“The country [India] is one of the main importers of defense products on the global scale, and Russia continues to be one of its key suppliers,” Komardin, who heads the Russian delegation at the upcoming AERO INDIA 2013 international aerospace show, said in an exclusive interview with RIA Novosti on Monday.
Last year alone, Russia concluded more than $3.5 billion’s worth of new arms export agreements with India, including the purchase of 71 Mi-17B-5 Hip helicopters and the delivery of assembly kits for 42 Su-30MKI Flanker fighters, while the current portfolio of Indian contracts is worth more than $7 billion.
“We expect Rosoboronexport to annually ship at least $3 billion’s worth of weapons and material under the contracts that have already been signed with the Indian state clients,” Komardin said.
According to the official, prospective agreements in the area of military-technical cooperation could be even more lucrative for Russia.
“We are talking over plans to upgrade the country’s fleet of Ka-28 antisubmarine helicopters and Su-30MKIs, and to supply a batch of Mi-17V-5 to the Indian Interior Ministry. There are some other promising projects, too, and not just in aviation,” Komardin said.
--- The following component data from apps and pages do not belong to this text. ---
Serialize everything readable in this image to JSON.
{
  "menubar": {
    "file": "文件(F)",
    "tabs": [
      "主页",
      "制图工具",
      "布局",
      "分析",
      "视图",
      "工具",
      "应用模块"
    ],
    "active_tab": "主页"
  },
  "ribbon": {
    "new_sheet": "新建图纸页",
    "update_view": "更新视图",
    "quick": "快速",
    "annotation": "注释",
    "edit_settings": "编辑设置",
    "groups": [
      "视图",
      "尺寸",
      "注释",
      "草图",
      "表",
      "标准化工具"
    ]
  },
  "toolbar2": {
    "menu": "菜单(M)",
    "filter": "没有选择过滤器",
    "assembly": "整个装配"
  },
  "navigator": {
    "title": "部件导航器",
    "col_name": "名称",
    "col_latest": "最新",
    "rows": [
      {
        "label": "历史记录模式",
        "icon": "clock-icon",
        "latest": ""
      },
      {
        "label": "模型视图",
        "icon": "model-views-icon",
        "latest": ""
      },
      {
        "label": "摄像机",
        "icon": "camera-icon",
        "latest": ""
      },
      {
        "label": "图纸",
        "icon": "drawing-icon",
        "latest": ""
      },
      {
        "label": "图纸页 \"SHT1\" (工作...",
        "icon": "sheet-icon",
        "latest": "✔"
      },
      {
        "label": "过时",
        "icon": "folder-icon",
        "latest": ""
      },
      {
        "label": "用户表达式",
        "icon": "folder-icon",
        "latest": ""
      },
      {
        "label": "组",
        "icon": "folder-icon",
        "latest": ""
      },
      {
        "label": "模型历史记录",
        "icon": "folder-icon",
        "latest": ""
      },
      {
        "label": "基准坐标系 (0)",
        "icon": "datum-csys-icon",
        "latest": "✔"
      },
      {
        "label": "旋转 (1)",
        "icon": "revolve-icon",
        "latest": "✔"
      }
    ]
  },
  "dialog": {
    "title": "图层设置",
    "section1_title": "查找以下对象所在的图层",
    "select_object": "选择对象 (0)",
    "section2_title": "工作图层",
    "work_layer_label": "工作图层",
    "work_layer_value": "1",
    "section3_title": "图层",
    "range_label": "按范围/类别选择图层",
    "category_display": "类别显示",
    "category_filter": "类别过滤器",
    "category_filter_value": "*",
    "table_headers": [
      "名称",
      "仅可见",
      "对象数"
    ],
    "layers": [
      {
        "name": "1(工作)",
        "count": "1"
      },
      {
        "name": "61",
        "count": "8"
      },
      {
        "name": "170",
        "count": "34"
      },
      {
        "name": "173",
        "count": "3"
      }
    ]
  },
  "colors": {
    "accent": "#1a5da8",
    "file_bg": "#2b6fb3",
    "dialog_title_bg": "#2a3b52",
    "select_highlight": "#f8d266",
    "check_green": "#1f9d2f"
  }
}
At the same time, Russia is facing growing competition on the Indian arms market as New Delhi has been taking serious steps to diversify military imports over the past few years. At present, Russian weapons account for about 70 percent of all military hardware in service with the Indian Armed Forces.
Last year Russian arms exporters suffered two painful losses at Indian tenders. Russia did not win the contract to supply 22 helicopters to India, which preferred the US AH-64D Apache to Russia’s Mi-28N.
During the Medium Multi-Role Combat Aircraft (MMRCA) tender announced by the Indian Air Force to replace the aging MiG-21s, the Russian MiG-35 did not even make it to the finals, where the Eurofighter Typhoon twin-engine multirole fighter lost a contract worth at least $10 billion to France’s Dassault Rafale.
Komardin said that Russia must be ready to battle with foreign competitors over its share of the Indian arms market using advanced forms of military-technical cooperation.
“I would like to emphasize that we have abandoned the practice of simple selling, seeking more of joint programs to produce defense equipment, including for third parties. This gives us a chance to keep slightly ahead of our key rivals,” he said.
An example of such cooperation is the development of the Russian-Indian Multi-Role Military Transport Aircraft (MTA), which is expected to fly for the first time in 2017 and enter production both in Russia and India in 2019.
An agreement to set up a joint venture to develop and produce the plane was signed between India’s Hindustan Aeronautics (HAL) and Russia’s United Aircraft Corporation (UAC) in New Delhi in September 2010.
The AERO INDIA 2013 in Bangalore on February 6-11 will most likely see Russia making another attempt to promote its aircraft, including the Be-200 amphibious plane, on the Indian market. Russia also hopes to win the Indian tender for 197 scout and surveillance helicopters with its lightweight Ka-226T model.